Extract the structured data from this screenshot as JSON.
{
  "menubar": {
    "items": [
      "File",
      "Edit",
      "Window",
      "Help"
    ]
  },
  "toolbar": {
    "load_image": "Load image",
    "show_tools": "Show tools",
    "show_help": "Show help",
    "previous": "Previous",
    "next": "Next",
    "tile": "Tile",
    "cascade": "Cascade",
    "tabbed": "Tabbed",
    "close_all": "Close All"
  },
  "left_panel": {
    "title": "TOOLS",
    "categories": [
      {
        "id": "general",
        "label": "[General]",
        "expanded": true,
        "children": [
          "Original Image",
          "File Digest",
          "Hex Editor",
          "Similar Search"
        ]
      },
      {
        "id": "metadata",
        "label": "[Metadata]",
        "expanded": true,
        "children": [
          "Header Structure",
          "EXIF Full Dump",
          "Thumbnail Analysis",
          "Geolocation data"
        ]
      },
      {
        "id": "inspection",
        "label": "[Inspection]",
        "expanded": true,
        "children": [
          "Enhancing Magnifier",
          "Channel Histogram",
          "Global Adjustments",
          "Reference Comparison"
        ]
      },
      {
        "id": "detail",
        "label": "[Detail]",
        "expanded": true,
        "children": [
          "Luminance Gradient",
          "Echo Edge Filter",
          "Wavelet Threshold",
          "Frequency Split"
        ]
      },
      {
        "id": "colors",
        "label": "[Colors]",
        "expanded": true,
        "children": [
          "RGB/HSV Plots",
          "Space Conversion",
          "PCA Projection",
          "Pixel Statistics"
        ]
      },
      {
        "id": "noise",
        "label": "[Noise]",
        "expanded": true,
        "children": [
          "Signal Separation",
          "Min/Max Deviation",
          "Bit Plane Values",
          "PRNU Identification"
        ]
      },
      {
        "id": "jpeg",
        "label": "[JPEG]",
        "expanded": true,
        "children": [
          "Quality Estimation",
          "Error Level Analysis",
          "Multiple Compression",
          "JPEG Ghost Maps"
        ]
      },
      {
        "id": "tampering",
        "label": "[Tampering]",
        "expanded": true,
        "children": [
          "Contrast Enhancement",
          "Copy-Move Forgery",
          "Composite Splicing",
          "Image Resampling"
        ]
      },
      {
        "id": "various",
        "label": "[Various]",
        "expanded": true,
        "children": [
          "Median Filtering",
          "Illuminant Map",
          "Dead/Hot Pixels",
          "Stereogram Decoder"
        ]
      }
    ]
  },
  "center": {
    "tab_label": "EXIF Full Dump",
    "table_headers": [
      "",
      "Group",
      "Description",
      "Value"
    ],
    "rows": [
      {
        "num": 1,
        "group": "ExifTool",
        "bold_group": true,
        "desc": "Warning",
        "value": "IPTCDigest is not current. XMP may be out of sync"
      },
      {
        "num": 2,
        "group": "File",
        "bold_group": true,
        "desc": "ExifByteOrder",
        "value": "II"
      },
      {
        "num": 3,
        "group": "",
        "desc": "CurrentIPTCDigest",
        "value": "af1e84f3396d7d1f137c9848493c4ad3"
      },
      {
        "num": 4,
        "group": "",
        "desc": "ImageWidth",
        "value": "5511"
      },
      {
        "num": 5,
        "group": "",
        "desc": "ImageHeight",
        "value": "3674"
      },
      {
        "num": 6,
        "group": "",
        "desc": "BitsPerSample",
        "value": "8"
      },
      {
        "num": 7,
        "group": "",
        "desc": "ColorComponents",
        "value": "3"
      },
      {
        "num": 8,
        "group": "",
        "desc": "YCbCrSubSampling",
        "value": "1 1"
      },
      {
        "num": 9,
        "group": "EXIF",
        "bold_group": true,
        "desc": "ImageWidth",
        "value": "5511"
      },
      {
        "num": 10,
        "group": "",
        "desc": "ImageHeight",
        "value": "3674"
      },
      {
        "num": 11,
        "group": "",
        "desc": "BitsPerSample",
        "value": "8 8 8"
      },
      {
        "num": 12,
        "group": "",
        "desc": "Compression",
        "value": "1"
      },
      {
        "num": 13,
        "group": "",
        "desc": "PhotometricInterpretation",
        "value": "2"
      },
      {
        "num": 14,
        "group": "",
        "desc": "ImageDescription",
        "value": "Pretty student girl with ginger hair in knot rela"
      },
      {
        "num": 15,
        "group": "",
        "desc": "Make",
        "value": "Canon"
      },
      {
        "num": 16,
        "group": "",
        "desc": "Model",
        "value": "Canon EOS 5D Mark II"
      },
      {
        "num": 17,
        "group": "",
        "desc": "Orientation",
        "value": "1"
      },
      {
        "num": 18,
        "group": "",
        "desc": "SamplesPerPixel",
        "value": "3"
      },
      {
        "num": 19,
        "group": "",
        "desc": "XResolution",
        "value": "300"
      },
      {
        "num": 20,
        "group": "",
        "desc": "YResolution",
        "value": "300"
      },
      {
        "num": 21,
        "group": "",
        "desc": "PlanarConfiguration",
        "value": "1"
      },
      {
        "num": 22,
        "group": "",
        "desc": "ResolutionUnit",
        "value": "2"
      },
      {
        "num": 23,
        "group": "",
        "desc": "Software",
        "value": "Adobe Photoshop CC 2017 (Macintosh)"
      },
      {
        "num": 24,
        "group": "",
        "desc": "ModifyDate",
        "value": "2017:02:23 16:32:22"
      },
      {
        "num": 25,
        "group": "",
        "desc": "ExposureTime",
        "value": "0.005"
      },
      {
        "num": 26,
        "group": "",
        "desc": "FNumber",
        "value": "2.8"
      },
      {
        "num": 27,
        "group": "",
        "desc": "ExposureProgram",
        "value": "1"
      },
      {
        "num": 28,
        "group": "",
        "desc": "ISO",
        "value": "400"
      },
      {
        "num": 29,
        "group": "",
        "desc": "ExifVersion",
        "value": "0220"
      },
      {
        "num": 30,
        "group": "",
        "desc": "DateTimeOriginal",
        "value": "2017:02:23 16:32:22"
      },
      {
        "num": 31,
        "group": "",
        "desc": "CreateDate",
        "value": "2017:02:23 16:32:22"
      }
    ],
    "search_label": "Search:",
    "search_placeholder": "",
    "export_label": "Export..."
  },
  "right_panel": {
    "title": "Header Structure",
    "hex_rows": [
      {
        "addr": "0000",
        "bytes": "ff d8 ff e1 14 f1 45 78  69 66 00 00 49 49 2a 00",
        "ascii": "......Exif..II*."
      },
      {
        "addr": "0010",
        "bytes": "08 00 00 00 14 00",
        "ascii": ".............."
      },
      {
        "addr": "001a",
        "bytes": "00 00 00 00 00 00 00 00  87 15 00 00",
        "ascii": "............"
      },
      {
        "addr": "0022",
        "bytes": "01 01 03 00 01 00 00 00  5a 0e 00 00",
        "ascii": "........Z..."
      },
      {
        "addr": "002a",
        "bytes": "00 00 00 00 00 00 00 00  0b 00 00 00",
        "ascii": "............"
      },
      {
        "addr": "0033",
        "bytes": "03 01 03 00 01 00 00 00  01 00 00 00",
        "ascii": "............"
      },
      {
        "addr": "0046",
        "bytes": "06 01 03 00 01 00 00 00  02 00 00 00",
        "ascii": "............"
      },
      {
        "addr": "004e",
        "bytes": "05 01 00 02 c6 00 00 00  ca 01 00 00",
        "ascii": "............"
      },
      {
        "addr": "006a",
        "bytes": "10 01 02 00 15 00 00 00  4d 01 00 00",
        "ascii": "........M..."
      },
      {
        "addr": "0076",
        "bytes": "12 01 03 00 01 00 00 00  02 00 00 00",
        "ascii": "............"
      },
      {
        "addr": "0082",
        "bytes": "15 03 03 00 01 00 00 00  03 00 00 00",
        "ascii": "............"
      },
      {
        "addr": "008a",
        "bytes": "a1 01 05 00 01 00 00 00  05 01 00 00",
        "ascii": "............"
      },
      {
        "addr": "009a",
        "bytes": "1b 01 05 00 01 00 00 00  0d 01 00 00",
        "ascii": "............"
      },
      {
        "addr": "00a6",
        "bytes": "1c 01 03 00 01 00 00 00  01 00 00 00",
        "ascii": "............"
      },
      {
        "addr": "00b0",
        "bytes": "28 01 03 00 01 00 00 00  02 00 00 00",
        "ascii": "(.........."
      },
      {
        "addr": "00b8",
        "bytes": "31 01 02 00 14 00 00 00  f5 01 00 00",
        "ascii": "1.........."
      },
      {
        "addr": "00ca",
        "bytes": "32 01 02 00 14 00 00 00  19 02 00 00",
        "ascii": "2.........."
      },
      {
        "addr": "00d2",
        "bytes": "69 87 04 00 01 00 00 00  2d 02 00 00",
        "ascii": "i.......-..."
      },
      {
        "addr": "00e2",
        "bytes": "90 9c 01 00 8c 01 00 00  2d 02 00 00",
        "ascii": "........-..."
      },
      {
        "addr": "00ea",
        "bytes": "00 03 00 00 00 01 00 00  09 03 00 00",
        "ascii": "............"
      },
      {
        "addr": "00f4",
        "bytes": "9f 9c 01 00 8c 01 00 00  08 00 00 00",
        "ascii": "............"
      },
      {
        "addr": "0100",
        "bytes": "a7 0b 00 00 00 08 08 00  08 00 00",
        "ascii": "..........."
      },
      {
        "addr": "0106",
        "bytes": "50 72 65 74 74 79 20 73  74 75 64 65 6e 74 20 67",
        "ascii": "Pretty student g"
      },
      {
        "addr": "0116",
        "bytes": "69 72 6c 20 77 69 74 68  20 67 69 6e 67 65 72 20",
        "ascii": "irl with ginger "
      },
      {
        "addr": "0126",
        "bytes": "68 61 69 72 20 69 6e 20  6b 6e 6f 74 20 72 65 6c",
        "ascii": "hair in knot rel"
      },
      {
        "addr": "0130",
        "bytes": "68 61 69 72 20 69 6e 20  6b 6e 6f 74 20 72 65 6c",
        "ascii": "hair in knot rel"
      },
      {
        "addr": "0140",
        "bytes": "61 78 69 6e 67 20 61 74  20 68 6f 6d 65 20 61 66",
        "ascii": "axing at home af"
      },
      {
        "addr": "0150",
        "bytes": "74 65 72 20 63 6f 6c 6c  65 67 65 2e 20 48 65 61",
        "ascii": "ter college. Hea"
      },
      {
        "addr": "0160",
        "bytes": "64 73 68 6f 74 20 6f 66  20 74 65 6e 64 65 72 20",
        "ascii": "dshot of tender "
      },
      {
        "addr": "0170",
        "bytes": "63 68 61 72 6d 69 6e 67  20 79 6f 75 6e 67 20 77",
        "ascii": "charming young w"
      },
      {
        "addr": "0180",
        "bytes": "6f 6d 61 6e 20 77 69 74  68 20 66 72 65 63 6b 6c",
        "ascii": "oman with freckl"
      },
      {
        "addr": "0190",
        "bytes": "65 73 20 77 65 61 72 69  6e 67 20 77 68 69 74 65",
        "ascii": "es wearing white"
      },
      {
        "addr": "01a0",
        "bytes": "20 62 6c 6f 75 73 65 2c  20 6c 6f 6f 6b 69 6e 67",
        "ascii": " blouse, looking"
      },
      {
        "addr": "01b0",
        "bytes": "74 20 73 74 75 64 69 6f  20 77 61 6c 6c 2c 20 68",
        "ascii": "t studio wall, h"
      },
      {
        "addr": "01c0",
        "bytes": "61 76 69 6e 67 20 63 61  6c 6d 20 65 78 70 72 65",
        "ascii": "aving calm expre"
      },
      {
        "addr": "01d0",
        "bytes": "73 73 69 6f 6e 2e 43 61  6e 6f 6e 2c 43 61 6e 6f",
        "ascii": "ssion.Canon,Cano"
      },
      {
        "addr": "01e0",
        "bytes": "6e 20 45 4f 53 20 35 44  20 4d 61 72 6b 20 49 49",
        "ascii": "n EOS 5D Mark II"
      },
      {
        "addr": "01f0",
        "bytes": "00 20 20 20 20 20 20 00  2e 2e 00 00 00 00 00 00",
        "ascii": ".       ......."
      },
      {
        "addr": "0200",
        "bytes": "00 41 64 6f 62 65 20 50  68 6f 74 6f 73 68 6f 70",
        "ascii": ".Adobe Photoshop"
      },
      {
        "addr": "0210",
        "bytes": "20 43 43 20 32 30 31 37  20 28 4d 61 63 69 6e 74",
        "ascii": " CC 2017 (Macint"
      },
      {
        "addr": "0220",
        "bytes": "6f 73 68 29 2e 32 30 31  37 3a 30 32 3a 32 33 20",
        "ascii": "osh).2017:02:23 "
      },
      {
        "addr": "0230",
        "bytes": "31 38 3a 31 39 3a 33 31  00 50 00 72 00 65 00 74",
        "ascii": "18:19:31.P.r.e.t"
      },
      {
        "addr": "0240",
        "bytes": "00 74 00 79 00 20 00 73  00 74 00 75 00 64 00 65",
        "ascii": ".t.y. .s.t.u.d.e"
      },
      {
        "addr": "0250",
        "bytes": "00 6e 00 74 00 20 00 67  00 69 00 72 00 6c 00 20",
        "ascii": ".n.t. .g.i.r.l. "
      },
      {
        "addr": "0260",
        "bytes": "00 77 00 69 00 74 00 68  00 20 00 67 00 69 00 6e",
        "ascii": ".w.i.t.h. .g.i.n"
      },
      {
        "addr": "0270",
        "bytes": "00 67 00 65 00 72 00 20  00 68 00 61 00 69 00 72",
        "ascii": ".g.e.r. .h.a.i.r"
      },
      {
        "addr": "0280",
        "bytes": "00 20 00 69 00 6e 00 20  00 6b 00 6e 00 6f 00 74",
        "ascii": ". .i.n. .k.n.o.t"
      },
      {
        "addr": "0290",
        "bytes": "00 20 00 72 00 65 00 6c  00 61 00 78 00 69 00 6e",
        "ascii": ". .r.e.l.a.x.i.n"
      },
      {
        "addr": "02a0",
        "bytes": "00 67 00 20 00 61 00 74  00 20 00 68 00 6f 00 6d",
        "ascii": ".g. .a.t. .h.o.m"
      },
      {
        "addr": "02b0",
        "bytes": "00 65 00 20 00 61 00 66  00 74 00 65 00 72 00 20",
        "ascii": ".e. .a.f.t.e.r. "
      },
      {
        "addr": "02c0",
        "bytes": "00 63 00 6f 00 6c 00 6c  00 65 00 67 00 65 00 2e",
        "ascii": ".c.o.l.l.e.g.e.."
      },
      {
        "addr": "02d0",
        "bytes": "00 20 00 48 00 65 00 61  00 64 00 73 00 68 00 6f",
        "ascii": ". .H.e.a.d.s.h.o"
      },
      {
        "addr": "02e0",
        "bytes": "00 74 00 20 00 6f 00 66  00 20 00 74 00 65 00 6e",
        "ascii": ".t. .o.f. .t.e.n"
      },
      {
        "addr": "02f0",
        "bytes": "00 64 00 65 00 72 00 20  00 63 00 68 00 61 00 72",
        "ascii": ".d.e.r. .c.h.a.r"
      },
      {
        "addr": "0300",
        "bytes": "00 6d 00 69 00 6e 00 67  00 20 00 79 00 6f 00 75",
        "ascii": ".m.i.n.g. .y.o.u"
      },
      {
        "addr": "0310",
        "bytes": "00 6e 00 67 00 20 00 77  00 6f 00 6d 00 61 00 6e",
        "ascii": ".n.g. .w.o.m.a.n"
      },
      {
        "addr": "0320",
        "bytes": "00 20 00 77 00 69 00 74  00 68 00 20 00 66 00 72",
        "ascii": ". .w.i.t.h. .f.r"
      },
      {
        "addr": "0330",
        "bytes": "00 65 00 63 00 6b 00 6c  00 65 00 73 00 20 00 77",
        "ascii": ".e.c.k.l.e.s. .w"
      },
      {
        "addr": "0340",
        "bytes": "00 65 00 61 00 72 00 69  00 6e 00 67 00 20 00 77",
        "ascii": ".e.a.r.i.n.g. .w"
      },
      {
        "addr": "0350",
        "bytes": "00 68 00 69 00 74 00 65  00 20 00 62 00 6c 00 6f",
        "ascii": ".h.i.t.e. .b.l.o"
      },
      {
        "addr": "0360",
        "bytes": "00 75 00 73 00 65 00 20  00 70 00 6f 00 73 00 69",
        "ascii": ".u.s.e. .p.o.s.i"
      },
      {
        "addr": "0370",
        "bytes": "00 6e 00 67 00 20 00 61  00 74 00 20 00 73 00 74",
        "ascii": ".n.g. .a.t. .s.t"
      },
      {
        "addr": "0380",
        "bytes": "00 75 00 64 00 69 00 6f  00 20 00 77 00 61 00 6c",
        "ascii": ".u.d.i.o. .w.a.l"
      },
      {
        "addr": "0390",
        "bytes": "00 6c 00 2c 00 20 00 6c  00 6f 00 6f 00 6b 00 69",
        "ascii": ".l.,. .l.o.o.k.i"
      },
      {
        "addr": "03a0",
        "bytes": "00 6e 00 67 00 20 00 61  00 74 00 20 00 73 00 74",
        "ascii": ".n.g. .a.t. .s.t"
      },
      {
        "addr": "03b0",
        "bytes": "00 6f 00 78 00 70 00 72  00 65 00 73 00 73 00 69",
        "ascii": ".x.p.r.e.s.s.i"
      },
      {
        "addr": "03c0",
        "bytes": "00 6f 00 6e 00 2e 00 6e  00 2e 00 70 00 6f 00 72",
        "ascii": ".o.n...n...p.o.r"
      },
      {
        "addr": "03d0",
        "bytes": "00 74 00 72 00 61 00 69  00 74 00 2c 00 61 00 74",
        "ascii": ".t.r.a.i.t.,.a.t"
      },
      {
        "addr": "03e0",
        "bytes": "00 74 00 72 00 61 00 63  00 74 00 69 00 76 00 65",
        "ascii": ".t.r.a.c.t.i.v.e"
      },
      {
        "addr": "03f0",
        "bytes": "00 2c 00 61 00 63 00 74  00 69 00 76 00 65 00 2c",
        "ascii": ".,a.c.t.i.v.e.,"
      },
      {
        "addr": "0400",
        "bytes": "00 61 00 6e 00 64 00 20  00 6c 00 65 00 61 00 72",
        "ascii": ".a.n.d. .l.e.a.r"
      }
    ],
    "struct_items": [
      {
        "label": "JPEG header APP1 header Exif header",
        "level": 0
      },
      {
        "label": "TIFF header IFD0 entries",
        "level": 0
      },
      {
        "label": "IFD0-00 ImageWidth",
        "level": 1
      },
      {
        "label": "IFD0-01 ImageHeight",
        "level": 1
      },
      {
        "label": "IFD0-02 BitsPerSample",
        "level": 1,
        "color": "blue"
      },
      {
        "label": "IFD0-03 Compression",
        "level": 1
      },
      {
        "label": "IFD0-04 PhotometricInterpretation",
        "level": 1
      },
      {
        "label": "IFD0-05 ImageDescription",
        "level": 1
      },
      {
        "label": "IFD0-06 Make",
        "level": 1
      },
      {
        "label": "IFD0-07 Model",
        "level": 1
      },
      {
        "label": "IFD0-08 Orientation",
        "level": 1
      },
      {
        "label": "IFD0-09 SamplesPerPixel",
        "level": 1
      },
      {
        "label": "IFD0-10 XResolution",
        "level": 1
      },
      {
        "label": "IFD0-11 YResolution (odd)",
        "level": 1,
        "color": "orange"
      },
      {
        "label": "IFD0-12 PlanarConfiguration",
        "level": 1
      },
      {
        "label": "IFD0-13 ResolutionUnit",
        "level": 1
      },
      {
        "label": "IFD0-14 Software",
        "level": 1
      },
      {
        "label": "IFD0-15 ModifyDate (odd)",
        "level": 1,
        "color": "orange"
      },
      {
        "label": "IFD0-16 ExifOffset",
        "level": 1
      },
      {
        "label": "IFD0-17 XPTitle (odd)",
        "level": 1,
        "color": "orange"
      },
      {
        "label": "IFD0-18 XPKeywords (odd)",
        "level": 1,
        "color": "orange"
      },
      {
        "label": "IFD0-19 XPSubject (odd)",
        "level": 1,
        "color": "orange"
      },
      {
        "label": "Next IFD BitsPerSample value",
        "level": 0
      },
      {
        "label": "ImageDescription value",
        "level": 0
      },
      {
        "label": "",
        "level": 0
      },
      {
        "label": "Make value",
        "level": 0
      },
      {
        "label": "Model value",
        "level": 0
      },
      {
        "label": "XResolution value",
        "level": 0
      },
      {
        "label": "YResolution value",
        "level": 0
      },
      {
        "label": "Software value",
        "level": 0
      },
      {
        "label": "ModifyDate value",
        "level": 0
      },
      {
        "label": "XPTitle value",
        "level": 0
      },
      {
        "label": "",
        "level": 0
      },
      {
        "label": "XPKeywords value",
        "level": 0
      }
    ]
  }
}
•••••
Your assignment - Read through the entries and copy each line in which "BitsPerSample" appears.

Answer for this exercise -
        "desc": "BitsPerSample",
        "desc": "BitsPerSample",
        "label": "IFD0-02 BitsPerSample",
        "label": "Next IFD BitsPerSample value",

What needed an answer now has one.